■ **Source data**:
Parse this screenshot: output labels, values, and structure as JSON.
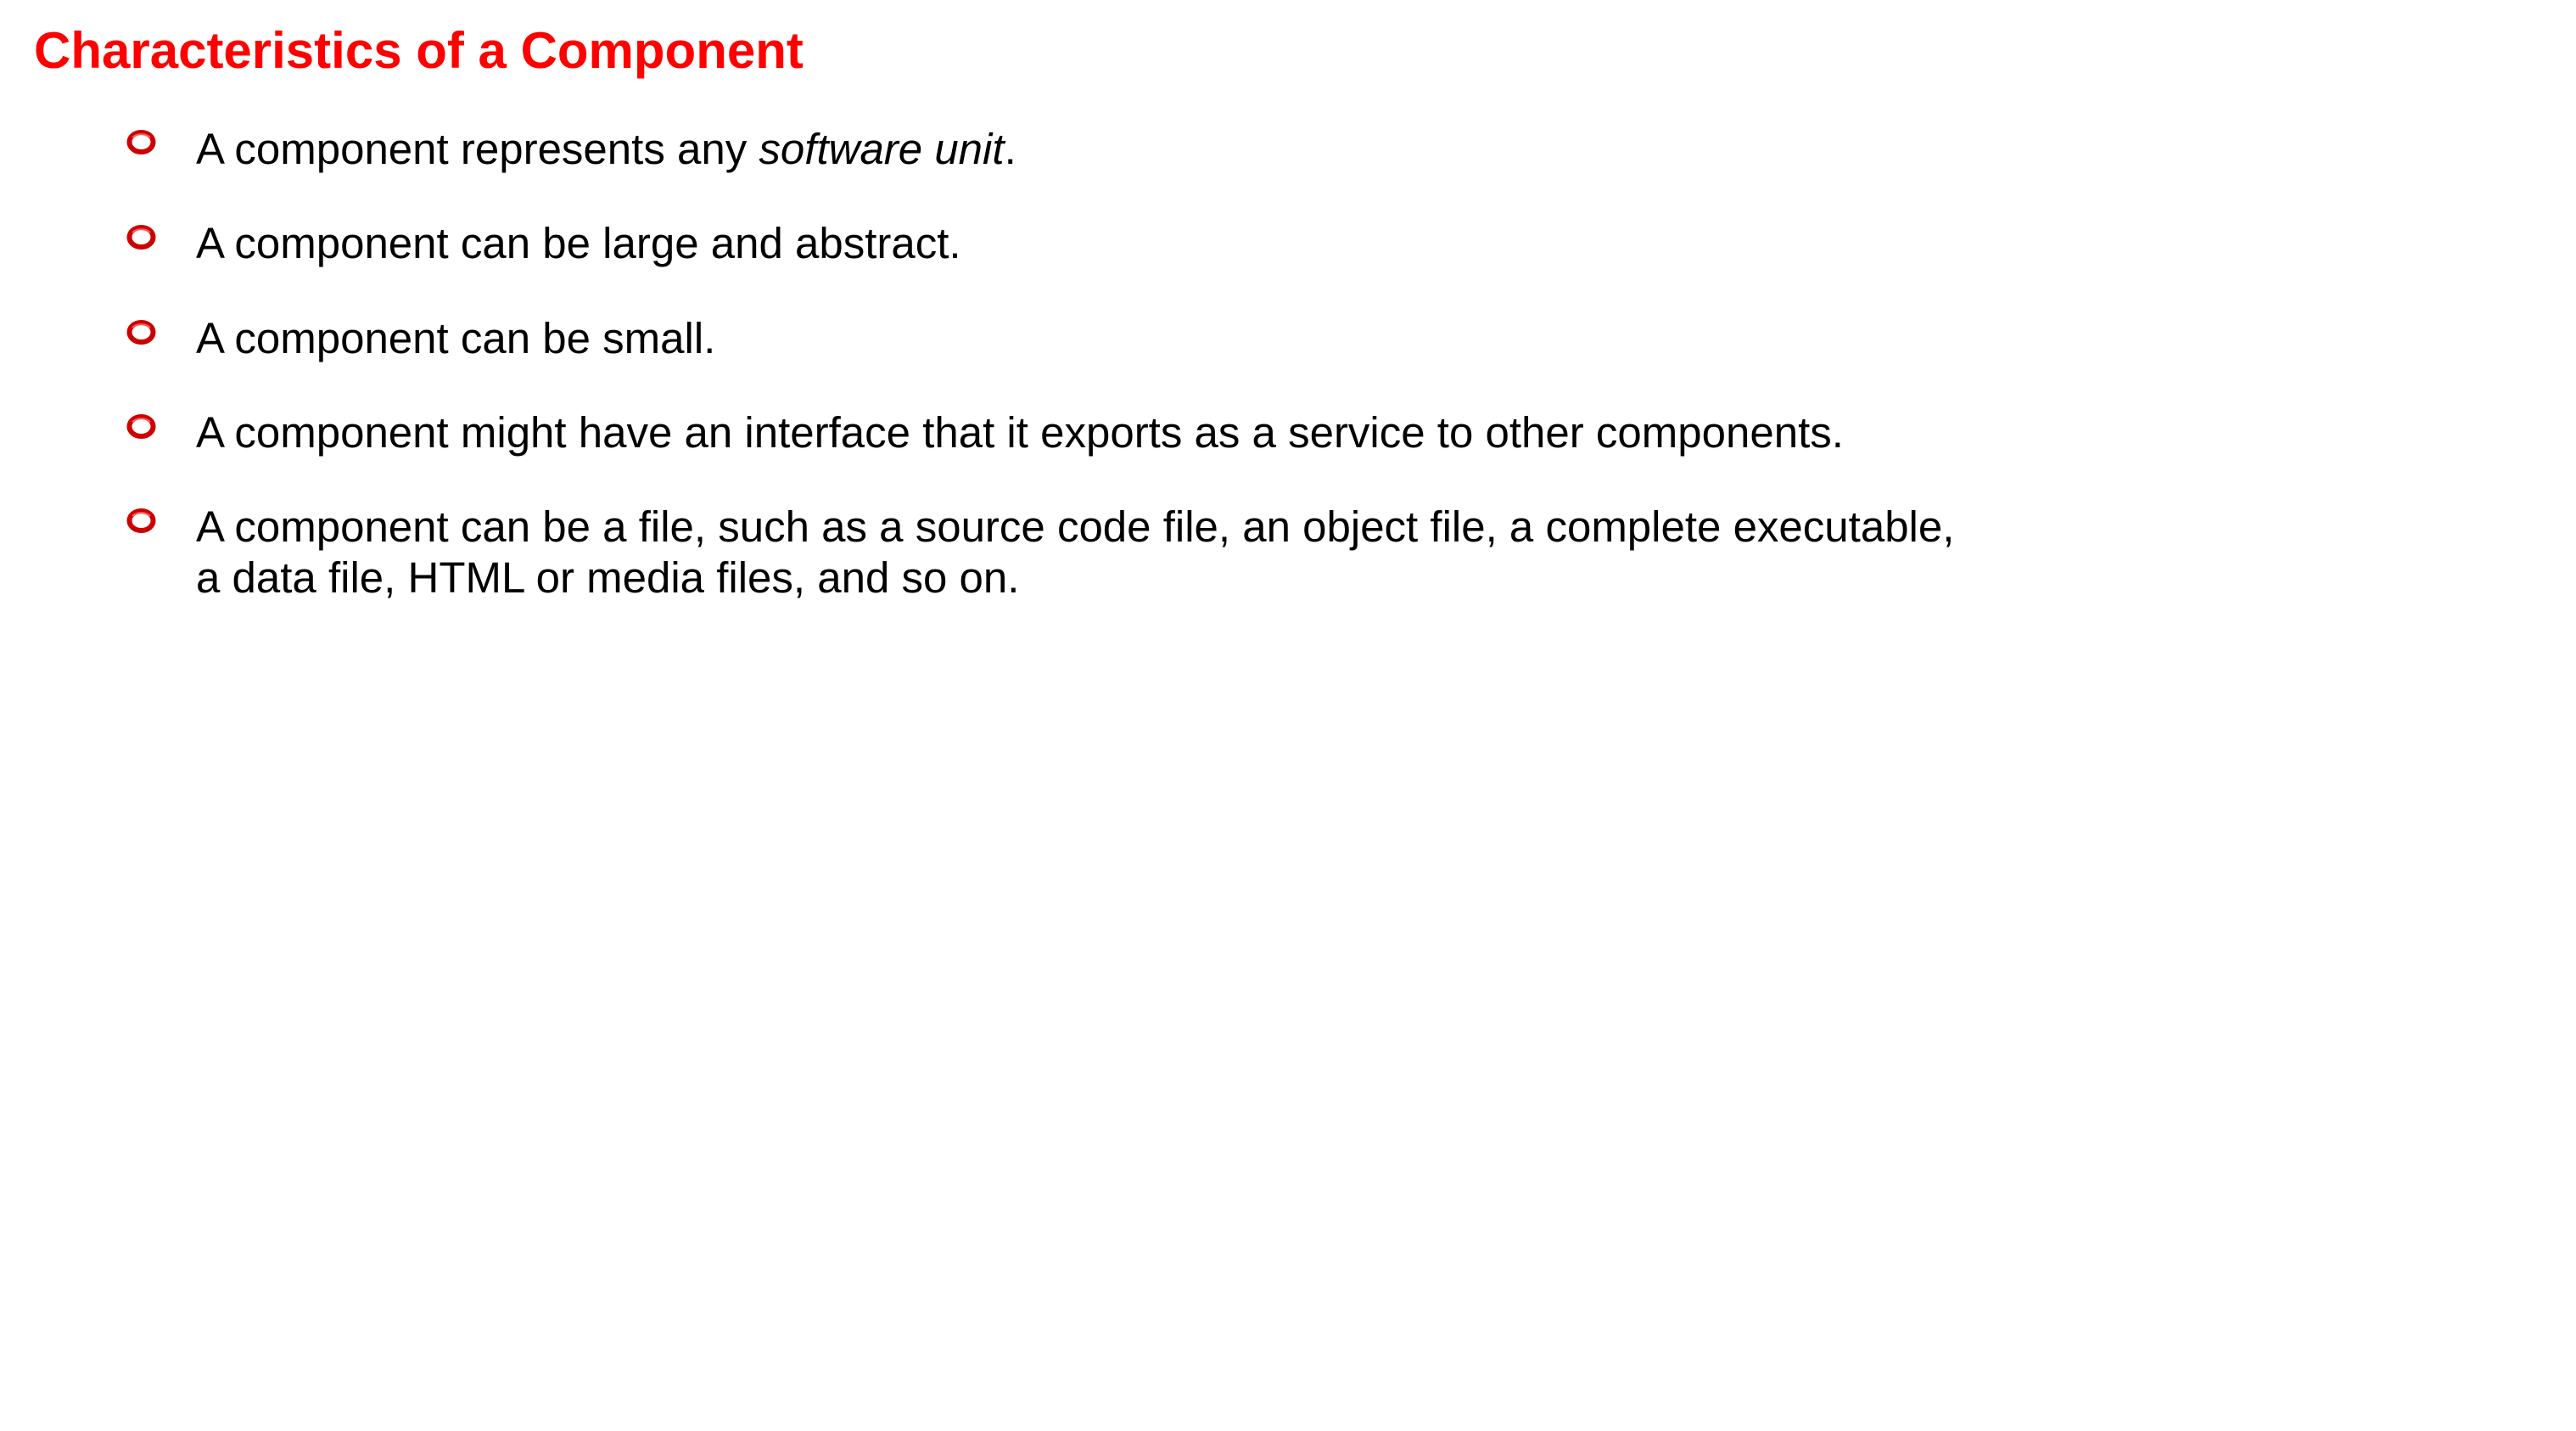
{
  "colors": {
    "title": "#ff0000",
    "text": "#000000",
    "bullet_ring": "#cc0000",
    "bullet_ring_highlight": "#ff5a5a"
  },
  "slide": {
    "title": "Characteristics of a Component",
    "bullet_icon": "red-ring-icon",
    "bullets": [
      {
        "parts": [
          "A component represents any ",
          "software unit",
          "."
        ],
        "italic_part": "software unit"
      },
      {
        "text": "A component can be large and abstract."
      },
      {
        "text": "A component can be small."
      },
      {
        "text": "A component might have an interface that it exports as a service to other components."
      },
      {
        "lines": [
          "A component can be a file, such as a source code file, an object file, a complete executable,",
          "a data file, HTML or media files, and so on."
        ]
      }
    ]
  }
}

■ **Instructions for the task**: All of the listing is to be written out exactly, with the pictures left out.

■ **Final answer**:
Parse this screenshot: output labels, values, and structure as JSON.
{
  "colors": {
    "title": "#ff0000",
    "text": "#000000",
    "bullet_ring": "#cc0000",
    "bullet_ring_highlight": "#ff5a5a"
  },
  "slide": {
    "title": "Characteristics of a Component",
    "bullet_icon": "red-ring-icon",
    "bullets": [
      {
        "parts": [
          "A component represents any ",
          "software unit",
          "."
        ],
        "italic_part": "software unit"
      },
      {
        "text": "A component can be large and abstract."
      },
      {
        "text": "A component can be small."
      },
      {
        "text": "A component might have an interface that it exports as a service to other components."
      },
      {
        "lines": [
          "A component can be a file, such as a source code file, an object file, a complete executable,",
          "a data file, HTML or media files, and so on."
        ]
      }
    ]
  }
}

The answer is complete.